Universal Health Coverage Plans Under Consideration
Several different plans to provide universal health coverage to California residents are under consideration by state lawmakers, including Gov. Arnold Schwarzenegger (R), the Sacramento Bee reports.
One proposal -- based on a plan by the New America Foundation, a Washington, D.C.-based think tank -- would require all state residents to maintain health insurance, similar to existing state laws governing car insurance. The Bee reports that the "universal coverage, universal responsibility" model faces "numerous political hurdles," in part because it would entail state subsidies for low-income workers, contributions from employers and a requirement for health insurers to provide coverage to state residents with pre-existing medical conditions.
Meanwhile, Assembly members Keith Richman (R-Granada Hills) and Joe Nation (D-San Rafael) plan to introduce legislation next month that would mandate health insurance coverage for all state residents. The legislation would allow small businesses and individuals to form purchasing pools to help obtain health insurance at lower rates.
Richman said the legislation would require state residents to maintain "at least catastrophic coverage" and added that the law could be enforced through tax returns. Richman said that he and Nation had not finalized what the annual income threshold would be to qualify for state subsidies, but he added that it likely would be 200% or 300% of the federal poverty level.
Nation and Richman said their proposal could be implemented without contributions from employers, but Richman said he believed that most employers would continue to contribute to health coverage for workers.

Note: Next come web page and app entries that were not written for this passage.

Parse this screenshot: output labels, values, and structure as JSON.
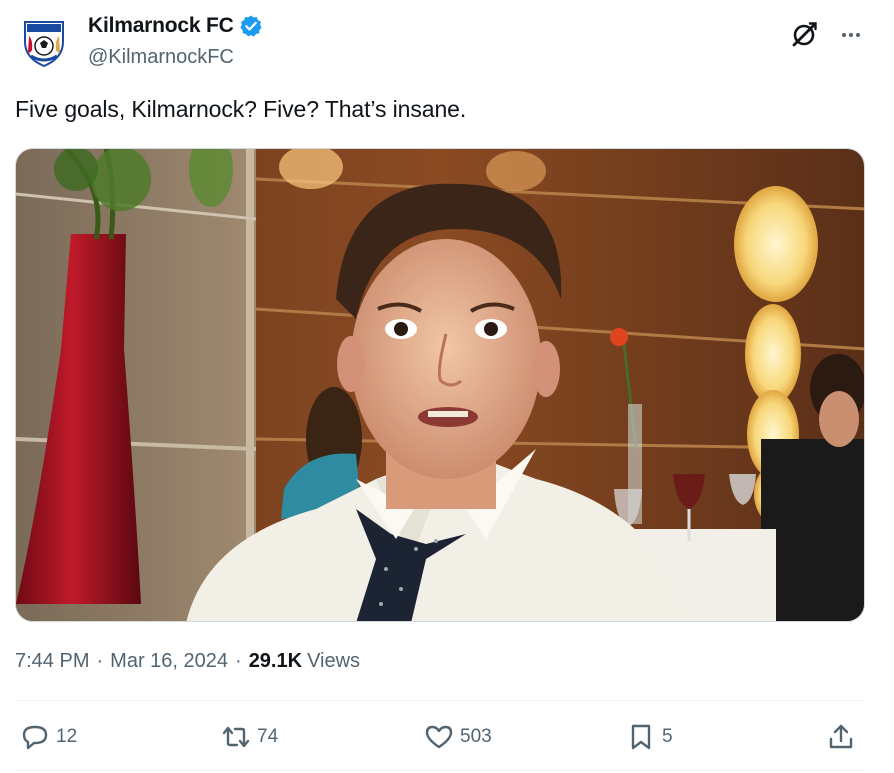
{
  "author": {
    "display_name": "Kilmarnock FC",
    "handle": "@KilmarnockFC",
    "verified": true,
    "verified_color": "#1d9bf0",
    "avatar_icon": "club-crest-icon"
  },
  "header_icons": {
    "grok": "grok-icon",
    "more": "more-options-icon"
  },
  "tweet": {
    "text": "Five goals, Kilmarnock? Five? That’s insane.",
    "media_description_icon": "video-still-image"
  },
  "meta": {
    "time": "7:44 PM",
    "separator": "·",
    "date": "Mar 16, 2024",
    "views_count": "29.1K",
    "views_label": "Views"
  },
  "actions": {
    "replies": "12",
    "reposts": "74",
    "likes": "503",
    "bookmarks": "5"
  },
  "colors": {
    "text_primary": "#0f1419",
    "text_secondary": "#536471",
    "divider": "#eff3f4"
  }
}
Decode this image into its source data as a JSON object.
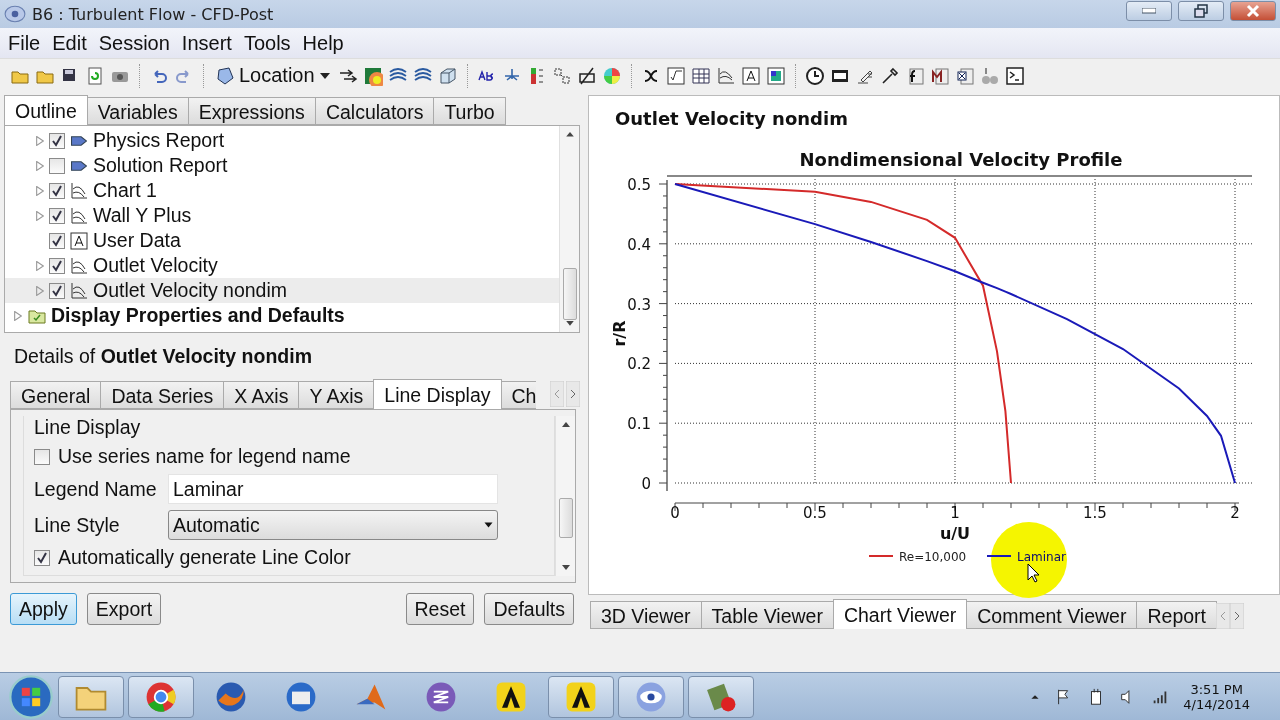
{
  "window": {
    "title": "B6 : Turbulent Flow - CFD-Post"
  },
  "menu": [
    "File",
    "Edit",
    "Session",
    "Insert",
    "Tools",
    "Help"
  ],
  "toolbar": {
    "location_button": "Location"
  },
  "outline_tabs": [
    {
      "label": "Outline",
      "selected": true
    },
    {
      "label": "Variables",
      "selected": false
    },
    {
      "label": "Expressions",
      "selected": false
    },
    {
      "label": "Calculators",
      "selected": false
    },
    {
      "label": "Turbo",
      "selected": false
    }
  ],
  "tree": {
    "items": [
      {
        "children": [
          {
            "label": "Physics Report",
            "kind": "report",
            "expandable": true,
            "checked": true,
            "selected": false
          },
          {
            "label": "Solution Report",
            "kind": "report",
            "expandable": true,
            "checked": false,
            "selected": false
          },
          {
            "label": "Chart 1",
            "kind": "chart",
            "expandable": true,
            "checked": true,
            "selected": false
          },
          {
            "label": "Wall Y Plus",
            "kind": "chart",
            "expandable": true,
            "checked": true,
            "selected": false
          },
          {
            "label": "User Data",
            "kind": "text",
            "expandable": false,
            "checked": true,
            "selected": false
          },
          {
            "label": "Outlet Velocity",
            "kind": "chart",
            "expandable": true,
            "checked": true,
            "selected": false
          },
          {
            "label": "Outlet Velocity nondim",
            "kind": "chart",
            "expandable": true,
            "checked": true,
            "selected": true
          }
        ]
      },
      {
        "label": "Display Properties and Defaults",
        "kind": "folder",
        "expandable": true,
        "selected": false
      }
    ]
  },
  "details": {
    "heading": "Details of **Outlet Velocity nondim**",
    "tabs": [
      {
        "label": "General",
        "selected": false
      },
      {
        "label": "Data Series",
        "selected": false
      },
      {
        "label": "X Axis",
        "selected": false
      },
      {
        "label": "Y Axis",
        "selected": false
      },
      {
        "label": "Line Display",
        "selected": true
      },
      {
        "label": "Ch",
        "selected": false
      }
    ],
    "group_title": "Line Display",
    "use_series_name": {
      "label": "Use series name for legend name",
      "checked": false
    },
    "legend_name": {
      "label": "Legend Name",
      "value": "Laminar"
    },
    "line_style": {
      "label": "Line Style",
      "value": "Automatic"
    },
    "auto_color": {
      "label": "Automatically generate Line Color",
      "checked": true
    },
    "buttons_left": [
      {
        "label": "Apply",
        "default": true
      },
      {
        "label": "Export",
        "default": false
      }
    ],
    "buttons_right": [
      {
        "label": "Reset",
        "default": false
      },
      {
        "label": "Defaults",
        "default": false
      }
    ]
  },
  "chart_panel": {
    "title": "Outlet Velocity nondim",
    "chart_data": {
      "type": "line",
      "title": "Nondimensional Velocity Profile",
      "xlabel": "u/U",
      "ylabel": "r/R",
      "x": [
        0,
        0.5,
        0.7,
        0.9,
        1.0,
        1.1,
        1.15,
        1.18,
        1.2,
        1.4,
        1.6,
        1.8,
        1.9,
        1.95,
        2.0
      ],
      "series": [
        {
          "name": "Re=10,000",
          "color": "#d42a2a",
          "values": [
            0.5,
            0.487,
            0.47,
            0.44,
            0.41,
            0.33,
            0.22,
            0.12,
            0,
            null,
            null,
            null,
            null,
            null,
            null
          ]
        },
        {
          "name": "Laminar",
          "color": "#1a1ab8",
          "values": [
            0.5,
            0.433,
            0.403,
            0.371,
            0.354,
            0.335,
            0.326,
            0.32,
            0.316,
            0.274,
            0.224,
            0.158,
            0.112,
            0.079,
            0
          ]
        }
      ],
      "grid": true,
      "legend": true,
      "xlim": [
        0,
        2
      ],
      "ylim": [
        0,
        0.5
      ],
      "xticks": [
        0,
        0.5,
        1,
        1.5,
        2
      ],
      "yticks": [
        0,
        0.1,
        0.2,
        0.3,
        0.4,
        0.5
      ]
    }
  },
  "viewer_tabs": [
    {
      "label": "3D Viewer",
      "selected": false
    },
    {
      "label": "Table Viewer",
      "selected": false
    },
    {
      "label": "Chart Viewer",
      "selected": true
    },
    {
      "label": "Comment Viewer",
      "selected": false
    },
    {
      "label": "Report",
      "selected": false
    }
  ],
  "taskbar": {
    "apps": [
      {
        "kind": "folder",
        "active": true
      },
      {
        "kind": "browser",
        "active": true
      },
      {
        "kind": "fox",
        "active": false
      },
      {
        "kind": "mail",
        "active": false
      },
      {
        "kind": "peak",
        "active": false
      },
      {
        "kind": "swirl",
        "active": false
      },
      {
        "kind": "letter",
        "active": false
      },
      {
        "kind": "letter",
        "active": true
      },
      {
        "kind": "eye",
        "active": true
      },
      {
        "kind": "tool",
        "active": true
      }
    ],
    "time": "3:51 PM",
    "date": "4/14/2014"
  }
}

"(The proposal) begins to move the system away from an employer-based system to a more individual system without taking the employer out of the system," Richman said.

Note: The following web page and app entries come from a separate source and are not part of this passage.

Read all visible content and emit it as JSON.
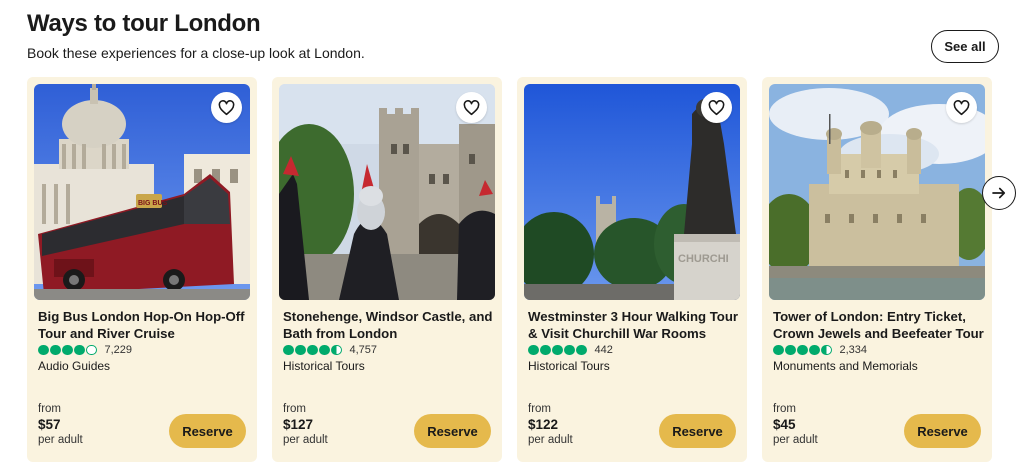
{
  "section": {
    "title": "Ways to tour London",
    "subtitle": "Book these experiences for a close-up look at London.",
    "see_all_label": "See all"
  },
  "cards": [
    {
      "title": "Big Bus London Hop-On Hop-Off Tour and River Cruise",
      "rating": 4.0,
      "review_count": "7,229",
      "category": "Audio Guides",
      "from_label": "from",
      "price": "$57",
      "per_label": "per adult",
      "reserve_label": "Reserve"
    },
    {
      "title": "Stonehenge, Windsor Castle, and Bath from London",
      "rating": 4.5,
      "review_count": "4,757",
      "category": "Historical Tours",
      "from_label": "from",
      "price": "$127",
      "per_label": "per adult",
      "reserve_label": "Reserve"
    },
    {
      "title": "Westminster 3 Hour Walking Tour & Visit Churchill War Rooms",
      "rating": 5.0,
      "review_count": "442",
      "category": "Historical Tours",
      "from_label": "from",
      "price": "$122",
      "per_label": "per adult",
      "reserve_label": "Reserve"
    },
    {
      "title": "Tower of London: Entry Ticket, Crown Jewels and Beefeater Tour",
      "rating": 4.5,
      "review_count": "2,334",
      "category": "Monuments and Memorials",
      "from_label": "from",
      "price": "$45",
      "per_label": "per adult",
      "reserve_label": "Reserve"
    }
  ],
  "image_text": {
    "bus_logo": "BIG BUS",
    "statue_plinth": "CHURCHI"
  },
  "icons": {
    "favorite": "heart-icon",
    "next": "arrow-right-icon"
  },
  "colors": {
    "card_background": "#faf3df",
    "reserve_button": "#e5b94c",
    "rating_bubble": "#00aa6c"
  }
}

Laurie Rubiner, director of the Universal Health Insurance Program at New America, estimated that providing health coverage to currently uninsured children would cost between $660 million and $800 million and added that state costs would increase significantly without employer contributions.
Beth Capell, a lobbyist for Health Access, said she had reservations about a plan that does not call for employer contributions, adding, "All this stuff about, 'Oh, we'll subsidize low-income families,' is terrific. But if you're a family of four making $60,000 a year -- which is beyond the subsidy threshold -- how are you going to pay $10,000 for insurance?"
California Chamber of Commerce President Allan Zaremberg said requiring employers to provide health insurance would "kil[l] the economy by driving jobs out of California." Zaremberg advocates a plan that would improve the "clinical structure" in the state and expand "first-dollar coverage," or health insurance without a deductible. He said, "First-dollar coverage, for many low-wage uninsured, through the clinics, and maybe a real catastrophic policy, is the way to go."
Health and Human Service Agency Secretary Kim Belshe said Schwarzenegger has not endorsed a proposal but added that the administration has "been talking to research organizations -- think-tank groups like the New America Foundation that have come forward with some very innovative thinking."
Belshe said that Schwarzenegger is "open to a number of approaches for closing the gap for people who are uninsured" but added that "he has been very clear that an employer mandate is problematic to the extent that it imposes costs on businesses that they can ill afford" (Rojas, Sacramento Bee, 1/12).